‘You will never be happy if you continue to search for what happiness consists of. You will never live if you are looking for the meaning of life.’
Religious texts, prophets, saints and the newest fads in wholesome living all advocate you to find the meaning of life – find out your purpose and live the way you ‘ought’ to live life.
Quite frankly and I’ll be blunt about it, I don’t get it. I don’t understand why we are so preoccupied with the true meaning of life. What I don’t understand even more is what finding out the meaning of life has to do with religion, because life, in my opinion, came before we found religion. In fact, at the cost of being branded an atheist, I’ll admit here that I feel life is far bigger and more complex a concept than religion. It may be just a four letter word, but it encompasses within itself concepts that none of us mortals will be able to figure out within one single lifetime, and that religion is only a part of life itself. Even if someone served us the meaning of life on a platter, it will take a much more evolved human brain than ours to grasp its entire meaning. For who are we, but puny human beings, living on limited air and time?
To me, the exercise of devoting one’s entire life to finding the meaning of life is a life not lived because life has so much to offer than trying to figure out what it’s about. To me, the question is rather subjective. The meaning of life could mean different things to different people. If a saint comes and tells me that the meaning of life is blah, blah, blah, I won’t nod my head in mute acquiescence. I’ll say, ‘that’s your way of thinking, not mine’.

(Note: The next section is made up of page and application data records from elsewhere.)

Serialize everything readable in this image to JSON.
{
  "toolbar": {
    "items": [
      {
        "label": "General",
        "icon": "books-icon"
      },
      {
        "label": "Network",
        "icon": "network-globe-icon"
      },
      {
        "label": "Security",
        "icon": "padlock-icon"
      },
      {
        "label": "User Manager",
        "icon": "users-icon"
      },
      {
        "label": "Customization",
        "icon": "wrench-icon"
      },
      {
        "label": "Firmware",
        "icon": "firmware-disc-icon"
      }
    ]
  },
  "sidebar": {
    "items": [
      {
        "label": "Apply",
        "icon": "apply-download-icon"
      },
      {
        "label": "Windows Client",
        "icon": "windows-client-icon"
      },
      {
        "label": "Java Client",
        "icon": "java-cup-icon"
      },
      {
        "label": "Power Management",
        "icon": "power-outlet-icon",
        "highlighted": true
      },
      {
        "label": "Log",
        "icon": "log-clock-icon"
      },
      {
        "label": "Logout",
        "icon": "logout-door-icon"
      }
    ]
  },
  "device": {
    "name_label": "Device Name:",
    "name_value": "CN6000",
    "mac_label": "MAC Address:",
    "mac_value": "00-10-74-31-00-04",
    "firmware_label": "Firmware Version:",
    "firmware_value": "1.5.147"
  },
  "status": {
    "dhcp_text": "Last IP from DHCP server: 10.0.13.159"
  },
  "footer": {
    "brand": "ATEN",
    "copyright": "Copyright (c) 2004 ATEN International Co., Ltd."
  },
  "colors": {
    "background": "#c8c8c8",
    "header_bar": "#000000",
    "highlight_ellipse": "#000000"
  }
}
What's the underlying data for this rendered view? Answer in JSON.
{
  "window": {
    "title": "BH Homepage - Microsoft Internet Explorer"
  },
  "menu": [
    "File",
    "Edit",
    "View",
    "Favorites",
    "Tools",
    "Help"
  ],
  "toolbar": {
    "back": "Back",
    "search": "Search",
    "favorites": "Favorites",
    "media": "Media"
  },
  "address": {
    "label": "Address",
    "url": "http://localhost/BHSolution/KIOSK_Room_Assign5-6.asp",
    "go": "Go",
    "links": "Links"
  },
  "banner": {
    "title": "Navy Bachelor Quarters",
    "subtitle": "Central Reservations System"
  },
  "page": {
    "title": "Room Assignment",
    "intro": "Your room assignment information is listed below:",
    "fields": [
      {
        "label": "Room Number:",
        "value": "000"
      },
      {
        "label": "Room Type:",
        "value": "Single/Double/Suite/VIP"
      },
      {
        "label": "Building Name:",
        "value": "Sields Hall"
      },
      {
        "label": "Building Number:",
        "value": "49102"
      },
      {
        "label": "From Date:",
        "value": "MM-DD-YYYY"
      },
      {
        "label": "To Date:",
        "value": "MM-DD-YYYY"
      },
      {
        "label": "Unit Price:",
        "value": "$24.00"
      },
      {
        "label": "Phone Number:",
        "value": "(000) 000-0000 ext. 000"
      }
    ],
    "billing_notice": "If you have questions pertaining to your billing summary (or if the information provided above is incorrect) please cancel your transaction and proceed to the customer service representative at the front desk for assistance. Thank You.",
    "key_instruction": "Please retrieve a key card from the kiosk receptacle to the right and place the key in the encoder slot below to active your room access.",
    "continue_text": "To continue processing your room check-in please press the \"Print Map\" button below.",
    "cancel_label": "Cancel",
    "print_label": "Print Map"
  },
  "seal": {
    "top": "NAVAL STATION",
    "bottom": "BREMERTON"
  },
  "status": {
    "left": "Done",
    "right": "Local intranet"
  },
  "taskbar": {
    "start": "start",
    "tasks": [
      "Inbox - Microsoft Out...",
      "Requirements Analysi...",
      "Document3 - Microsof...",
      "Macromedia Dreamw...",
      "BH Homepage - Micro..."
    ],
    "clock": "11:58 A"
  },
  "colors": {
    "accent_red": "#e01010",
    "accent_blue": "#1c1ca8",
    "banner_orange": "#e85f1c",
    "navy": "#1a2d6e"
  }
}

To give you an example, a few months back India was witness to two parents abandoning their toddler to the care of her aged grandparents, in order to become Jain monks. They relinquished the world and embraced monkhood. For those of us who do not know about this, please read about it here. I don’t know about you but when I read the news I felt that they had wronged their toddler daughter by relinquishing her to care of their parents. They relinquished their duty as parents, something that should have come over and above everything else to them. But that is not what they think. To them the true meaning of life lay in religious pursuit.
My reason for giving you this example was not to tell you my opinion of whether their action was wrong or right, it was to show you that there is a difference of opinion in what matters in life most. There is thus, inherently, a difference of opinion in the assumed answer to the question ‘what is the meaning of life’.
To a pauper, the true meaning of life may be to earn enough one day to leave the footpath for good. To a rich man, it may be finding a balance between his work and home life. The purpose of a mother may be to ensure the good upbringing of her child, but the purpose of a career woman would be to be the CEO of a good company. A priest may find peace in devotion to religion, while a scientist may find it in a new invention. Who do you think is right or wrong? None of them!
So when two people, their desires, the way they think, the way they attain their goals, their very raison d’etre are different, how can they concur on what is the meaning of life?
Life is so many things to so many people, it’s meanings cannot be ascribed to a few set ways in which a few of us perceive it. To me, life is about a careful balance of pleasure and duty, ambition and sacrifice. I believe there are a set of duties that all of us mortals were born to fulfil, and some pleasures that every one of us must be entitled to enjoy. If we have ambition then we must remember to let it not trample on the lives of others. That is a kind of sacrifice and a duty. And that is not the only sacrifice that a human being must make in his life. When a person achieves a near perfect balance in these two sets of extremes, is when I believe we have found meaning in life.
My point is, and you may not agree with it, but that’s your opinion, that figuring out the meaning of life is keeping you from fulfiling your very purpose of existing on this planet – living your life – which is why you have life running in your veins. All of us have a life because we were supposed to live it. We have different ways of living it and that is fine, because there cannot be a ‘good’ or ‘bad’ way of living. We all live according to what our circumstances allow.
I believe that we have only one life to do and be all that we wish to do and be. I feel that if we do not forget to be ‘humane’ at all times and lead a life of peace and harmony, balancing our duties against our pleasures at all times, is when we will not need to search for the meaning of life.